One has to be careful with Einstein quotes because it seems like he has a quote for everything, but I like to believe that he once said: “If I give you an hour to solve a problem, spend 55 minutes thinking about the problem and only 5 about the solution.” I would even ad: companies need to do that all the time to not lose the start-up spirit. Most certainly now that the world of people and society around them is changing very fast.
Companies need to create a new KPI: the NCS, net curiosity score. It’s about measuring and activating more curiosity inside an organization. It will help you design a continuous process to explore the outside world and transform those data into actions. Without curiosity, companies will not survive.
Two easy tips as the first steps into passionate curiosity: diversity and pita (pain in the ass) employees. Most companies are mono-cultures and they kill whoever dares to be a ‘pita’. As a result, companies only explore a small part of the outside world, because all employees know – and don’t know – more or less the same. The more diversity the less that companies won’t know what they don’t know. Einstein (yes, I know) once said: “I have no special talent, but I am passionately curious.”
Pitas will always question the status quo and prevent falling in love with the solution and falling asleep over patterns.
It starts with recruiting new people. Stop doing what you used to do. Change it dramatically. Stop looking for yet another talent that fits your patterns, your blueprint and that matches ‘the culture’. Like I said earlier, harmony is the opium of the companies.

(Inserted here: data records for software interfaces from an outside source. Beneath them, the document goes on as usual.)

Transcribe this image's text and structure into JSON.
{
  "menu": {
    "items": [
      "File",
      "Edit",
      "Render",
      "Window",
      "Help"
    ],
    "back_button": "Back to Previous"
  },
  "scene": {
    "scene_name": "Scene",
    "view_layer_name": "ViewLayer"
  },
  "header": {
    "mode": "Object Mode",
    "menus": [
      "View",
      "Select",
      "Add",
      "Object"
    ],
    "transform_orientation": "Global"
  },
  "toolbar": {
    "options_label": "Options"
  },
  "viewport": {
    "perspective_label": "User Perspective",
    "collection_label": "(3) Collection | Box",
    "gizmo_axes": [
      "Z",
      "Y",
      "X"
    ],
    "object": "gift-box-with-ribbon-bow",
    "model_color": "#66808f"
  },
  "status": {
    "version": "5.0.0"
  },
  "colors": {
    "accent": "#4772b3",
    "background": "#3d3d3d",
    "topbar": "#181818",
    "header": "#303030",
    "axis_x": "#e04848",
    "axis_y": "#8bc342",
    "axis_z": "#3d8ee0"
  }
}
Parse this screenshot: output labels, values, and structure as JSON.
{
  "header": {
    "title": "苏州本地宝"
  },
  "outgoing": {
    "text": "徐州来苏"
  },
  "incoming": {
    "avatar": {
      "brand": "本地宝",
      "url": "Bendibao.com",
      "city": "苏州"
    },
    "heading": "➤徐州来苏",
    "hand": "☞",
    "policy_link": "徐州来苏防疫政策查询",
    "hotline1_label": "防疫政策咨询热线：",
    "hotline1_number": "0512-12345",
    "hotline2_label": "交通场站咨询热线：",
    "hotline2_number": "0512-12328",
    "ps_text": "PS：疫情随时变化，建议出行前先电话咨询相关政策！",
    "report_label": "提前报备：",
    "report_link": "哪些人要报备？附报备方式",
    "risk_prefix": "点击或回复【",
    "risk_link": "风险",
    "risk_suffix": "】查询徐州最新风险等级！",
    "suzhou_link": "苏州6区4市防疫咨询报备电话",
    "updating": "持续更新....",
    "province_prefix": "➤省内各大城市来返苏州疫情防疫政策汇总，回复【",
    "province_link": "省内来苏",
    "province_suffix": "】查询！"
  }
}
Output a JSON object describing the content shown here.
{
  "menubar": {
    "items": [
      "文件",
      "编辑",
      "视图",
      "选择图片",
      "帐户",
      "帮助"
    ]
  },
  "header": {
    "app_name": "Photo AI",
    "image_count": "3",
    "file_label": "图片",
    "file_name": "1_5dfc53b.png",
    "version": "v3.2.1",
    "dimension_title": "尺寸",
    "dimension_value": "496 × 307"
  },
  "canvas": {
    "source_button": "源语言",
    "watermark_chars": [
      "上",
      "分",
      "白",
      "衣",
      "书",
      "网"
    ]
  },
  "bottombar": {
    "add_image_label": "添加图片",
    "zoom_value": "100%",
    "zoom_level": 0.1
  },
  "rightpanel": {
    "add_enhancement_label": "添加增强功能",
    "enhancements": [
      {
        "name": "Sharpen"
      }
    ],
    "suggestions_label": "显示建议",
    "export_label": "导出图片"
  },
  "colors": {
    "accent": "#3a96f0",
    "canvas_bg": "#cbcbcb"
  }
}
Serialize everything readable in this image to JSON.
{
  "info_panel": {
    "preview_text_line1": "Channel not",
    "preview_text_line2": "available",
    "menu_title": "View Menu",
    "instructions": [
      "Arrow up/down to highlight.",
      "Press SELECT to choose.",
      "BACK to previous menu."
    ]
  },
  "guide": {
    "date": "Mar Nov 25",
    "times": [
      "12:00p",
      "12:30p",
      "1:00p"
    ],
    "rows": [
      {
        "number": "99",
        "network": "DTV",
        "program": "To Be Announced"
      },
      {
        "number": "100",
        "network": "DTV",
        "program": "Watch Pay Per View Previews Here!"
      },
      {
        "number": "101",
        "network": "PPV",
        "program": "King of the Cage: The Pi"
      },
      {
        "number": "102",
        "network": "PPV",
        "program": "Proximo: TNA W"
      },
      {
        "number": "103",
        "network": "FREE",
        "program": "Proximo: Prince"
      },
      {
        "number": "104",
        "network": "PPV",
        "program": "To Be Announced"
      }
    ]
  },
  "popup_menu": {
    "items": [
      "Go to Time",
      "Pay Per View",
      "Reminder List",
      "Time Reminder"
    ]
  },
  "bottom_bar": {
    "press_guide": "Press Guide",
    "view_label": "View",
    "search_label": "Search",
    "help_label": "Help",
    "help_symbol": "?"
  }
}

Find the passionately curious and the pitas that question the patterns and the status quo and recruit to become multi-cultural. The more diversity, the more curious your company will become, by definition. Recruit open-minded people that want to explore, transform and activate.
Curiosity may have killed quite some cats. Curiosity may lead to failures. But it helped the cat as a species to survive, just like it will help companies to survive this tipping point in history.
The rest will follow.